Leaf Art as an Inspiration for Haiku and Expository Writing (3)

 

Introduction:

Leaf art, Haiku writing and expository writing.

I used the following lesson as a community building activity, integrated writing and visual art.

Goals/Objectives: 

1.     To build a sense of community for all three classes of third graders in the building.

2.     To show students how to use natural materials for art.

3.     To introduce them to Haiku.

Materials: 

Have a copy of a dried leaf art book on animals.  Dried leaves, liquid glue, glue stick, orange, green, brown, and blue construction paper, and tag boards and filler paper.

Procedures:   Making the leaf art.

1.      Show them a book about using leaves to create pictures of animals.

2.       Students collect fallen leaves of their liking.

3.      They wipe it dry and clean; press it between phone books for three weeks.

4.      Bring the dried leaves to school in a box.  All the leaves for sharing are placed in the "Leaf Bank".

5.      All three classes get together and after directions are explained, construct their animals using the dried leaves.  Anyone can visit the "Leaf Bank" for leaves they need or to donate unused leaves.

6.      Students are given a choice to the size of the tag board for gluing their leaf animal on.  Making a background with extra leaves is allowed.

7.      Place waxed paper between finished pictures, stack them up in piles of four, and place heavy dictionaries on top for a week as it dries.

8.      Trim finished pictures to desired size; glue this onto a colored piece of construction paper with glue stick, not liquid glue (this makes the picture buckle up).

9.      Again stack in piles of four, place heavy dictionaries on top again for a couple of days.  Now you are finished.

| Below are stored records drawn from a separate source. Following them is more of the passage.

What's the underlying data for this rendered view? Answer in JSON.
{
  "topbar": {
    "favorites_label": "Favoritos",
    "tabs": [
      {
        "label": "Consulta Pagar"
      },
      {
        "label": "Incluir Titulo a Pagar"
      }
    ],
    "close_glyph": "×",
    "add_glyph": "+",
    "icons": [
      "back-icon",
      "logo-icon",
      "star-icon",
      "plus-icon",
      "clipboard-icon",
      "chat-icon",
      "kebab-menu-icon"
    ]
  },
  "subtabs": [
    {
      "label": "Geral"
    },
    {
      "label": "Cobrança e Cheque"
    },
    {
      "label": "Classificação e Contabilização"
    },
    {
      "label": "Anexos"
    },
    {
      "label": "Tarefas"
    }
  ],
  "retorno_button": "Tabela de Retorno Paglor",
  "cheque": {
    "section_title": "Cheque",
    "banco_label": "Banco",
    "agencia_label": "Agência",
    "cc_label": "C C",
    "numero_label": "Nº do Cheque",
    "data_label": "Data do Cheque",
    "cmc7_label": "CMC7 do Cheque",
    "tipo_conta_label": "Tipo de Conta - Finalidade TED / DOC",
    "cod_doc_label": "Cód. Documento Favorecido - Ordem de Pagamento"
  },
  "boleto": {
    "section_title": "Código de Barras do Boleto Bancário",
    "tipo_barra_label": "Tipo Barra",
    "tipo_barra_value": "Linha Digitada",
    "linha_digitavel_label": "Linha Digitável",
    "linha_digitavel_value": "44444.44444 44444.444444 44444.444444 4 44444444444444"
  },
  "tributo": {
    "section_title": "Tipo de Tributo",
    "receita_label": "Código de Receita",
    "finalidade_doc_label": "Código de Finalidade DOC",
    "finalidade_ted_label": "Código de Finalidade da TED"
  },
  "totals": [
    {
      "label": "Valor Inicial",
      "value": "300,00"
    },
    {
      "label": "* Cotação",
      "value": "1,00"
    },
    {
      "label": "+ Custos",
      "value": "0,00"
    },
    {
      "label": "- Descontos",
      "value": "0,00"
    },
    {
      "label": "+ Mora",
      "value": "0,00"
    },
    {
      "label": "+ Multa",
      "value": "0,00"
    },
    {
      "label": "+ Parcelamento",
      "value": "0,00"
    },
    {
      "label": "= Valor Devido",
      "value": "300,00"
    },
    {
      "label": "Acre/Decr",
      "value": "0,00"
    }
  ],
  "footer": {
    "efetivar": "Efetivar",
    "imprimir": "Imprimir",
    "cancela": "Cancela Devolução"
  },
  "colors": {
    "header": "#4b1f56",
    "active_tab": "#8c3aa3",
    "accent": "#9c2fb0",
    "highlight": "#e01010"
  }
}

Writing Haiku

1.     Read some Haiku to them.

2.     Practice syllables with rhythm sticks, using words related to autumn or students' names.

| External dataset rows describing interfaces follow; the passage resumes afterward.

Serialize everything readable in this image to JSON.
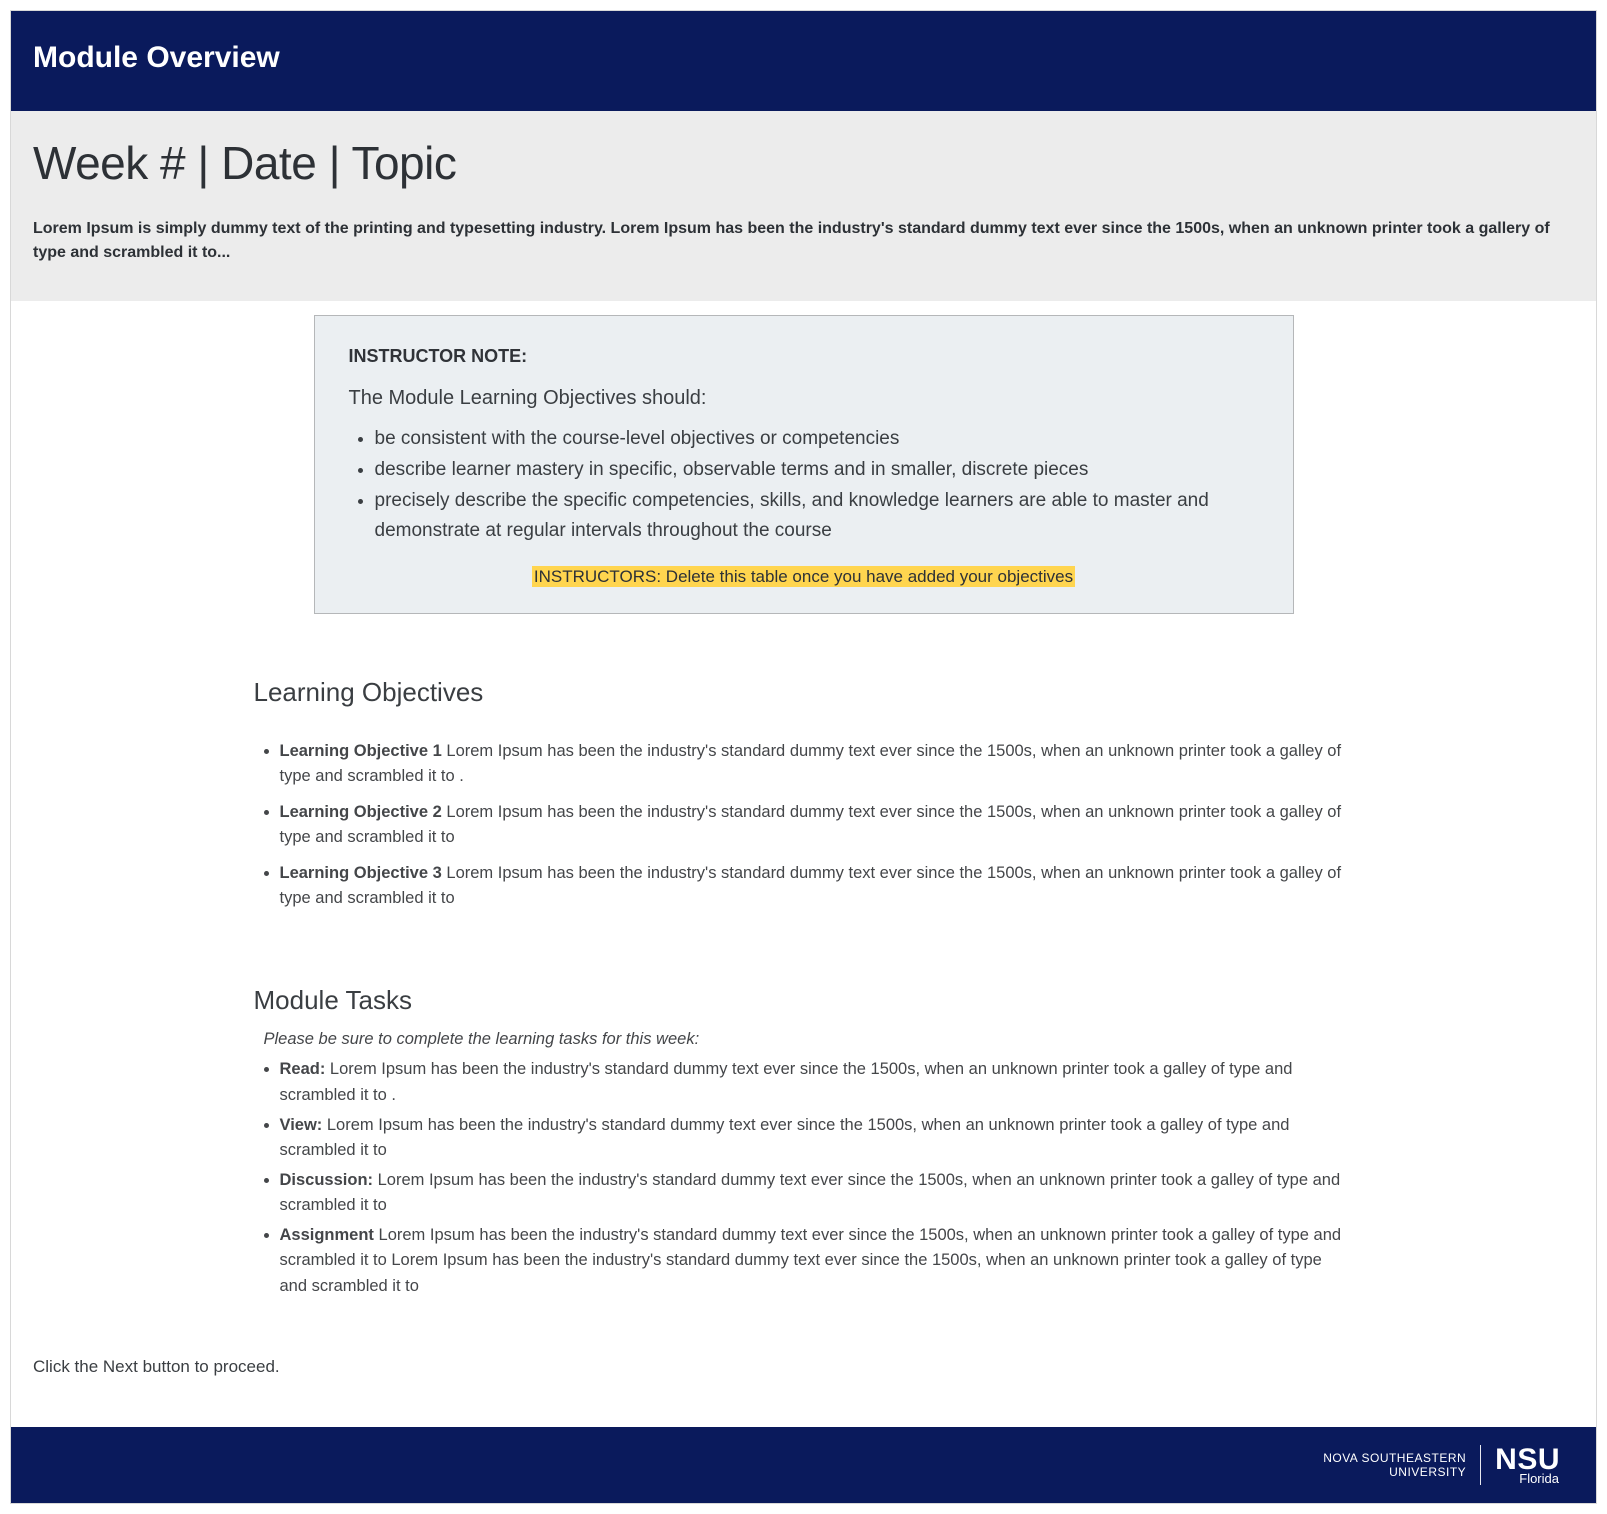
{
  "header": {
    "title": "Module Overview"
  },
  "intro": {
    "heading": "Week # | Date | Topic",
    "blurb": "Lorem Ipsum is simply dummy text of the printing and typesetting industry. Lorem Ipsum has been the industry's standard dummy text ever since the 1500s, when an unknown printer took a gallery of type and scrambled it to..."
  },
  "note": {
    "title": "INSTRUCTOR NOTE:",
    "intro": "The Module Learning Objectives should:",
    "bullets": [
      "be consistent with the course-level objectives or competencies",
      "describe learner mastery in specific, observable terms and in smaller, discrete pieces",
      "precisely describe the specific competencies, skills, and knowledge learners are able to master and demonstrate at regular intervals throughout the course"
    ],
    "delete_warning": "INSTRUCTORS: Delete this table once you have added your objectives"
  },
  "learning_objectives": {
    "heading": "Learning Objectives",
    "items": [
      {
        "label": "Learning Objective 1",
        "text": " Lorem Ipsum has been the industry's standard dummy text ever since the 1500s, when an unknown printer took a galley of type and scrambled it to ."
      },
      {
        "label": "Learning Objective 2",
        "text": " Lorem Ipsum has been the industry's standard dummy text ever since the 1500s, when an unknown printer took a galley of type and scrambled it to"
      },
      {
        "label": "Learning Objective 3",
        "text": " Lorem Ipsum has been the industry's standard dummy text ever since the 1500s, when an unknown printer took a galley of type and scrambled it to"
      }
    ]
  },
  "module_tasks": {
    "heading": "Module Tasks",
    "intro": "Please be sure to complete the learning tasks for this week:",
    "items": [
      {
        "label": "Read:",
        "text": " Lorem Ipsum has been the industry's standard dummy text ever since the 1500s, when an unknown printer took a galley of type and scrambled it to ."
      },
      {
        "label": "View:",
        "text": " Lorem Ipsum has been the industry's standard dummy text ever since the 1500s, when an unknown printer took a galley of type and scrambled it to"
      },
      {
        "label": "Discussion:",
        "text": " Lorem Ipsum has been the industry's standard dummy text ever since the 1500s, when an unknown printer took a galley of type and scrambled it to"
      },
      {
        "label": "Assignment",
        "text": " Lorem Ipsum has been the industry's standard dummy text ever since the 1500s, when an unknown printer took a galley of type and scrambled it to Lorem Ipsum has been the industry's standard dummy text ever since the 1500s, when an unknown printer took a galley of type and scrambled it to"
      }
    ]
  },
  "proceed_text": "Click the Next button to proceed.",
  "footer": {
    "line1": "NOVA SOUTHEASTERN",
    "line2": "UNIVERSITY",
    "logo_big": "NSU",
    "logo_small": "Florida"
  }
}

3.     Explain what a Haiku is and its form of three lines, 5,7,5 syllables in order of first, second, and third line.

4.     Practice writing a Haiku about rain as a whole class.

5.     Direct them to write two Haiku about their leaf animal picture choose their favorite of the two and make a final copy after proofreading.

6.     Whole class sharing of Haiku.

Writing an Expository paper on how to make the leaf art.

Give some modeling about how to explain something to someone by using a format.  Students have a choice to use the format or not.

Yesterday my class………………………First, secondly, thirdly, fourthly and finally………………………………(close it with an opinion regarding the subject)

Evaluation: 

The students loved getting together with friends from other classes.  They now have the experience of listening to directions from all three teachers and thus are beginning to build a relationship with us in preparation for camping overnight in the spring.  They are also comfortable being in each other's classrooms now.

The leaf animals turned out beautiful and the students were so pleased and surprised by the end product.

Haiku poems were just a beginning attempt; I hope they will improve with time.  It will be a good tool for exploration of emotions and expression.

Follow-up: 

We will share the writing components and poetry.

Reflection: 

Only a few students chose to make a background and those pictures turned out richer in composition.    Next time, I think I should encourage more students to make a background by telling them to try and compost a picture on paper with pencil and paper first.   Otherwise, I feel that it was an excellent project.

 

Making an effort to increase student learning by integrating  poetry will help children gain meaningful context to their lives.